[Given records Boundary: Start]

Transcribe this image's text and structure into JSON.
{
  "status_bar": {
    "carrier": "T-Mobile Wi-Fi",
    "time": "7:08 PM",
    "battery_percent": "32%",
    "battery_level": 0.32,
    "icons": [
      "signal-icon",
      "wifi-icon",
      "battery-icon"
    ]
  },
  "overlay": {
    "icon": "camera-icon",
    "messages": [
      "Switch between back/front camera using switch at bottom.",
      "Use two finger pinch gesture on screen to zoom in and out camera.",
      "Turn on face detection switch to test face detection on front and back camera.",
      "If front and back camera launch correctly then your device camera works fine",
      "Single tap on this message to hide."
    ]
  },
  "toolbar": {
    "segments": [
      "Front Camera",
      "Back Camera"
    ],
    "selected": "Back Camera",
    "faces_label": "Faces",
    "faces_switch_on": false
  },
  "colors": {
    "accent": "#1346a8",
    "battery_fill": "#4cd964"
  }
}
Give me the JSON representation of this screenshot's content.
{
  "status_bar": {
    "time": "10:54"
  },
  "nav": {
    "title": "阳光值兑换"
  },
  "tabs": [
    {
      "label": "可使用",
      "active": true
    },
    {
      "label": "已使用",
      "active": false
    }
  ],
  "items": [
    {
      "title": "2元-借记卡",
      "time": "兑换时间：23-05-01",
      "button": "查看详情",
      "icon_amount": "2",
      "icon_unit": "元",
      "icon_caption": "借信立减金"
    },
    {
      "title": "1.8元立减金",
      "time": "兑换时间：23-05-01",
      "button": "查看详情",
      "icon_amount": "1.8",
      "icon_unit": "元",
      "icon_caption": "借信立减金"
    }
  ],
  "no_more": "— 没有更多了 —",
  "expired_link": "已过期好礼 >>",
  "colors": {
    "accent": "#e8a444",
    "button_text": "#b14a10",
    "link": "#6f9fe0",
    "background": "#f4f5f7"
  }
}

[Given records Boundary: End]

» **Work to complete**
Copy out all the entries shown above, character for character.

» **Task output**
Transcribe this image's text and structure into JSON.
{
  "status_bar": {
    "carrier": "T-Mobile Wi-Fi",
    "time": "7:08 PM",
    "battery_percent": "32%",
    "battery_level": 0.32,
    "icons": [
      "signal-icon",
      "wifi-icon",
      "battery-icon"
    ]
  },
  "overlay": {
    "icon": "camera-icon",
    "messages": [
      "Switch between back/front camera using switch at bottom.",
      "Use two finger pinch gesture on screen to zoom in and out camera.",
      "Turn on face detection switch to test face detection on front and back camera.",
      "If front and back camera launch correctly then your device camera works fine",
      "Single tap on this message to hide."
    ]
  },
  "toolbar": {
    "segments": [
      "Front Camera",
      "Back Camera"
    ],
    "selected": "Back Camera",
    "faces_label": "Faces",
    "faces_switch_on": false
  },
  "colors": {
    "accent": "#1346a8",
    "battery_fill": "#4cd964"
  }
}
Give me the JSON representation of this screenshot's content.
{
  "status_bar": {
    "time": "10:54"
  },
  "nav": {
    "title": "阳光值兑换"
  },
  "tabs": [
    {
      "label": "可使用",
      "active": true
    },
    {
      "label": "已使用",
      "active": false
    }
  ],
  "items": [
    {
      "title": "2元-借记卡",
      "time": "兑换时间：23-05-01",
      "button": "查看详情",
      "icon_amount": "2",
      "icon_unit": "元",
      "icon_caption": "借信立减金"
    },
    {
      "title": "1.8元立减金",
      "time": "兑换时间：23-05-01",
      "button": "查看详情",
      "icon_amount": "1.8",
      "icon_unit": "元",
      "icon_caption": "借信立减金"
    }
  ],
  "no_more": "— 没有更多了 —",
  "expired_link": "已过期好礼 >>",
  "colors": {
    "accent": "#e8a444",
    "button_text": "#b14a10",
    "link": "#6f9fe0",
    "background": "#f4f5f7"
  }
}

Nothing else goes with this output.